TASK OBJECTIVE.
Please give the data again in full, precisely as it is written.

EXERCISE INPUT.
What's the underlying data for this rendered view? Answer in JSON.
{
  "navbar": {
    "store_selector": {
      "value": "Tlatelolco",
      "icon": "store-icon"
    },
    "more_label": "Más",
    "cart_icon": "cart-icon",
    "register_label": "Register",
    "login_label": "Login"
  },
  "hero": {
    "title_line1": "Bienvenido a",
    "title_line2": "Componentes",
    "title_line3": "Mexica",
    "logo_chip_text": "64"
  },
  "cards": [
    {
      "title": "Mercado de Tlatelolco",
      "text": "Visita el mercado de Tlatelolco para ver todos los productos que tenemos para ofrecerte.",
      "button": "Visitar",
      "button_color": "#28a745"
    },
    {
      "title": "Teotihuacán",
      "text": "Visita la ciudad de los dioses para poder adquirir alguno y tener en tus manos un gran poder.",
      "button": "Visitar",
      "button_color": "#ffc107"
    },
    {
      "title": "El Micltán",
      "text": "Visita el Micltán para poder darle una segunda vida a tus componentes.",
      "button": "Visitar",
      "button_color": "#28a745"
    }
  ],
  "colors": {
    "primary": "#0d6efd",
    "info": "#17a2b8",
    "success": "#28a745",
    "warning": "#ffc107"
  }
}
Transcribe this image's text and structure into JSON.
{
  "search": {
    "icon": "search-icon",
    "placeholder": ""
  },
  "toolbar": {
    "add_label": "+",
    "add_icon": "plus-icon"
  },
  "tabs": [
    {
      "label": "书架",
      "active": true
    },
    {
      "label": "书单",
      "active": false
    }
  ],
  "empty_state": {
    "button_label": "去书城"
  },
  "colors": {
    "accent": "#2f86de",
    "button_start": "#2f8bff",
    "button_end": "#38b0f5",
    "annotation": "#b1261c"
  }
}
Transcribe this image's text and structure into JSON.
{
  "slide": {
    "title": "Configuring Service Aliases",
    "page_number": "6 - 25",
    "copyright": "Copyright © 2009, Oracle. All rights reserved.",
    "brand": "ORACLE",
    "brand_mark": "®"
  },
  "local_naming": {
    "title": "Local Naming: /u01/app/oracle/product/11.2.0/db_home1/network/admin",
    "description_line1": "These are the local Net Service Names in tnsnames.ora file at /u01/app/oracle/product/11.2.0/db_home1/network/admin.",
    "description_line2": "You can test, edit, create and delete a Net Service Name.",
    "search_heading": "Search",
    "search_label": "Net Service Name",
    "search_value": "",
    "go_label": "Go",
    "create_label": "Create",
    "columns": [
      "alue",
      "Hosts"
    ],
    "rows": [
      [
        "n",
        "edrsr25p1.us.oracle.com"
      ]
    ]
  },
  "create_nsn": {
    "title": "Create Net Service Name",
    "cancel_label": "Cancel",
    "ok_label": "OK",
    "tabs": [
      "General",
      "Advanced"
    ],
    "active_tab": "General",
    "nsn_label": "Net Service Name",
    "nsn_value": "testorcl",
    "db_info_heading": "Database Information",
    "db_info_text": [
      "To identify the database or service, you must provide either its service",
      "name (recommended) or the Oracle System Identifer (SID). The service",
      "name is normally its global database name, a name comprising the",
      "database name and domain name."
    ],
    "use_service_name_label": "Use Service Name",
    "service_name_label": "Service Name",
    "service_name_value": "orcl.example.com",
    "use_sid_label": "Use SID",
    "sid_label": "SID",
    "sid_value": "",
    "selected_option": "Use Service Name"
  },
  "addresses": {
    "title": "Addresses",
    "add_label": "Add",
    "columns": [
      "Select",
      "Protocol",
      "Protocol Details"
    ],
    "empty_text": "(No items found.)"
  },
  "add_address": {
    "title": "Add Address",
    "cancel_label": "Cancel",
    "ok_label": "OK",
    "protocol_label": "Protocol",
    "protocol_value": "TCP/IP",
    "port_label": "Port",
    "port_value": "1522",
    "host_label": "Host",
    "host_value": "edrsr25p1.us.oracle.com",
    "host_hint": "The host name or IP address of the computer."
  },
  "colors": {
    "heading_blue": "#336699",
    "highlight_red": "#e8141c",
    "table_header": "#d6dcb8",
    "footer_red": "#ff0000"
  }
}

SOLUTION TO THE PROBLEM.
What's the underlying data for this rendered view? Answer in JSON.
{
  "navbar": {
    "store_selector": {
      "value": "Tlatelolco",
      "icon": "store-icon"
    },
    "more_label": "Más",
    "cart_icon": "cart-icon",
    "register_label": "Register",
    "login_label": "Login"
  },
  "hero": {
    "title_line1": "Bienvenido a",
    "title_line2": "Componentes",
    "title_line3": "Mexica",
    "logo_chip_text": "64"
  },
  "cards": [
    {
      "title": "Mercado de Tlatelolco",
      "text": "Visita el mercado de Tlatelolco para ver todos los productos que tenemos para ofrecerte.",
      "button": "Visitar",
      "button_color": "#28a745"
    },
    {
      "title": "Teotihuacán",
      "text": "Visita la ciudad de los dioses para poder adquirir alguno y tener en tus manos un gran poder.",
      "button": "Visitar",
      "button_color": "#ffc107"
    },
    {
      "title": "El Micltán",
      "text": "Visita el Micltán para poder darle una segunda vida a tus componentes.",
      "button": "Visitar",
      "button_color": "#28a745"
    }
  ],
  "colors": {
    "primary": "#0d6efd",
    "info": "#17a2b8",
    "success": "#28a745",
    "warning": "#ffc107"
  }
}
Transcribe this image's text and structure into JSON.
{
  "search": {
    "icon": "search-icon",
    "placeholder": ""
  },
  "toolbar": {
    "add_label": "+",
    "add_icon": "plus-icon"
  },
  "tabs": [
    {
      "label": "书架",
      "active": true
    },
    {
      "label": "书单",
      "active": false
    }
  ],
  "empty_state": {
    "button_label": "去书城"
  },
  "colors": {
    "accent": "#2f86de",
    "button_start": "#2f8bff",
    "button_end": "#38b0f5",
    "annotation": "#b1261c"
  }
}
Transcribe this image's text and structure into JSON.
{
  "slide": {
    "title": "Configuring Service Aliases",
    "page_number": "6 - 25",
    "copyright": "Copyright © 2009, Oracle. All rights reserved.",
    "brand": "ORACLE",
    "brand_mark": "®"
  },
  "local_naming": {
    "title": "Local Naming: /u01/app/oracle/product/11.2.0/db_home1/network/admin",
    "description_line1": "These are the local Net Service Names in tnsnames.ora file at /u01/app/oracle/product/11.2.0/db_home1/network/admin.",
    "description_line2": "You can test, edit, create and delete a Net Service Name.",
    "search_heading": "Search",
    "search_label": "Net Service Name",
    "search_value": "",
    "go_label": "Go",
    "create_label": "Create",
    "columns": [
      "alue",
      "Hosts"
    ],
    "rows": [
      [
        "n",
        "edrsr25p1.us.oracle.com"
      ]
    ]
  },
  "create_nsn": {
    "title": "Create Net Service Name",
    "cancel_label": "Cancel",
    "ok_label": "OK",
    "tabs": [
      "General",
      "Advanced"
    ],
    "active_tab": "General",
    "nsn_label": "Net Service Name",
    "nsn_value": "testorcl",
    "db_info_heading": "Database Information",
    "db_info_text": [
      "To identify the database or service, you must provide either its service",
      "name (recommended) or the Oracle System Identifer (SID). The service",
      "name is normally its global database name, a name comprising the",
      "database name and domain name."
    ],
    "use_service_name_label": "Use Service Name",
    "service_name_label": "Service Name",
    "service_name_value": "orcl.example.com",
    "use_sid_label": "Use SID",
    "sid_label": "SID",
    "sid_value": "",
    "selected_option": "Use Service Name"
  },
  "addresses": {
    "title": "Addresses",
    "add_label": "Add",
    "columns": [
      "Select",
      "Protocol",
      "Protocol Details"
    ],
    "empty_text": "(No items found.)"
  },
  "add_address": {
    "title": "Add Address",
    "cancel_label": "Cancel",
    "ok_label": "OK",
    "protocol_label": "Protocol",
    "protocol_value": "TCP/IP",
    "port_label": "Port",
    "port_value": "1522",
    "host_label": "Host",
    "host_value": "edrsr25p1.us.oracle.com",
    "host_hint": "The host name or IP address of the computer."
  },
  "colors": {
    "heading_blue": "#336699",
    "highlight_red": "#e8141c",
    "table_header": "#d6dcb8",
    "footer_red": "#ff0000"
  }
}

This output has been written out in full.